INPUT FOR THIS TASK START

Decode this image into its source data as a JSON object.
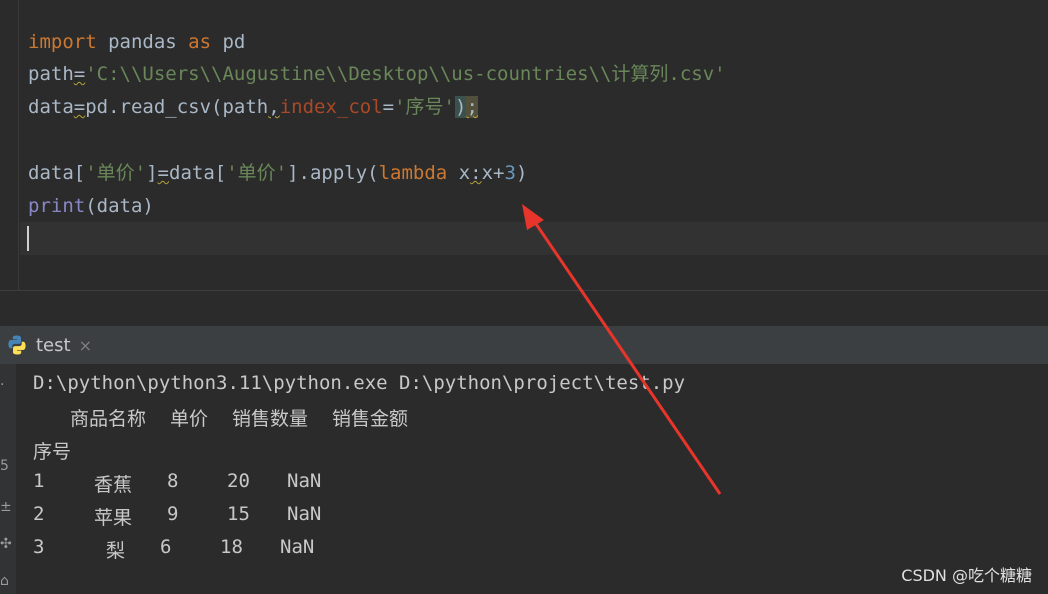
{
  "editor": {
    "line1": {
      "kw1": "import",
      "mid": " pandas ",
      "kw2": "as",
      "end": " pd"
    },
    "line2": {
      "var": "path",
      "eq": "=",
      "str": "'C:\\\\Users\\\\Augustine\\\\Desktop\\\\us-countries\\\\计算列.csv'"
    },
    "line3": {
      "start": "data",
      "eq": "=",
      "call": "pd.read_csv(path",
      "comma": ",",
      "param": "index_col",
      "eq2": "=",
      "str": "'序号'",
      "close": ")",
      "semi": ";"
    },
    "line5": {
      "a": "data[",
      "s1": "'单价'",
      "b": "]",
      "eq": "=",
      "c": "data[",
      "s2": "'单价'",
      "d": "].apply(",
      "kw": "lambda",
      "e": " x",
      "colon": ":",
      "f": "x+",
      "num": "3",
      "g": ")"
    },
    "line6": {
      "fn": "print",
      "arg": "(data)"
    }
  },
  "run_tab": {
    "label": "test",
    "close": "×"
  },
  "console": {
    "command": "D:\\python\\python3.11\\python.exe D:\\python\\project\\test.py",
    "headers": [
      "商品名称",
      "单价",
      "销售数量",
      "销售金额"
    ],
    "index_name": "序号",
    "rows": [
      {
        "idx": "1",
        "name": "香蕉",
        "price": "8",
        "qty": "20",
        "amount": "NaN"
      },
      {
        "idx": "2",
        "name": "苹果",
        "price": "9",
        "qty": "15",
        "amount": "NaN"
      },
      {
        "idx": "3",
        "name": "梨",
        "price": "6",
        "qty": "18",
        "amount": "NaN"
      }
    ]
  },
  "watermark": "CSDN @吃个糖糖",
  "colors": {
    "keyword": "#cc7832",
    "string": "#6a8759",
    "number": "#6897bb",
    "builtin": "#8888c6",
    "param": "#aa4926",
    "arrow": "#e8352b"
  }
}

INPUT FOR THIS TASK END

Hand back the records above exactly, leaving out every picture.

> [TASK RESULT]
Decode this image into its source data as a JSON object.
{
  "editor": {
    "line1": {
      "kw1": "import",
      "mid": " pandas ",
      "kw2": "as",
      "end": " pd"
    },
    "line2": {
      "var": "path",
      "eq": "=",
      "str": "'C:\\\\Users\\\\Augustine\\\\Desktop\\\\us-countries\\\\计算列.csv'"
    },
    "line3": {
      "start": "data",
      "eq": "=",
      "call": "pd.read_csv(path",
      "comma": ",",
      "param": "index_col",
      "eq2": "=",
      "str": "'序号'",
      "close": ")",
      "semi": ";"
    },
    "line5": {
      "a": "data[",
      "s1": "'单价'",
      "b": "]",
      "eq": "=",
      "c": "data[",
      "s2": "'单价'",
      "d": "].apply(",
      "kw": "lambda",
      "e": " x",
      "colon": ":",
      "f": "x+",
      "num": "3",
      "g": ")"
    },
    "line6": {
      "fn": "print",
      "arg": "(data)"
    }
  },
  "run_tab": {
    "label": "test",
    "close": "×"
  },
  "console": {
    "command": "D:\\python\\python3.11\\python.exe D:\\python\\project\\test.py",
    "headers": [
      "商品名称",
      "单价",
      "销售数量",
      "销售金额"
    ],
    "index_name": "序号",
    "rows": [
      {
        "idx": "1",
        "name": "香蕉",
        "price": "8",
        "qty": "20",
        "amount": "NaN"
      },
      {
        "idx": "2",
        "name": "苹果",
        "price": "9",
        "qty": "15",
        "amount": "NaN"
      },
      {
        "idx": "3",
        "name": "梨",
        "price": "6",
        "qty": "18",
        "amount": "NaN"
      }
    ]
  },
  "watermark": "CSDN @吃个糖糖",
  "colors": {
    "keyword": "#cc7832",
    "string": "#6a8759",
    "number": "#6897bb",
    "builtin": "#8888c6",
    "param": "#aa4926",
    "arrow": "#e8352b"
  }
}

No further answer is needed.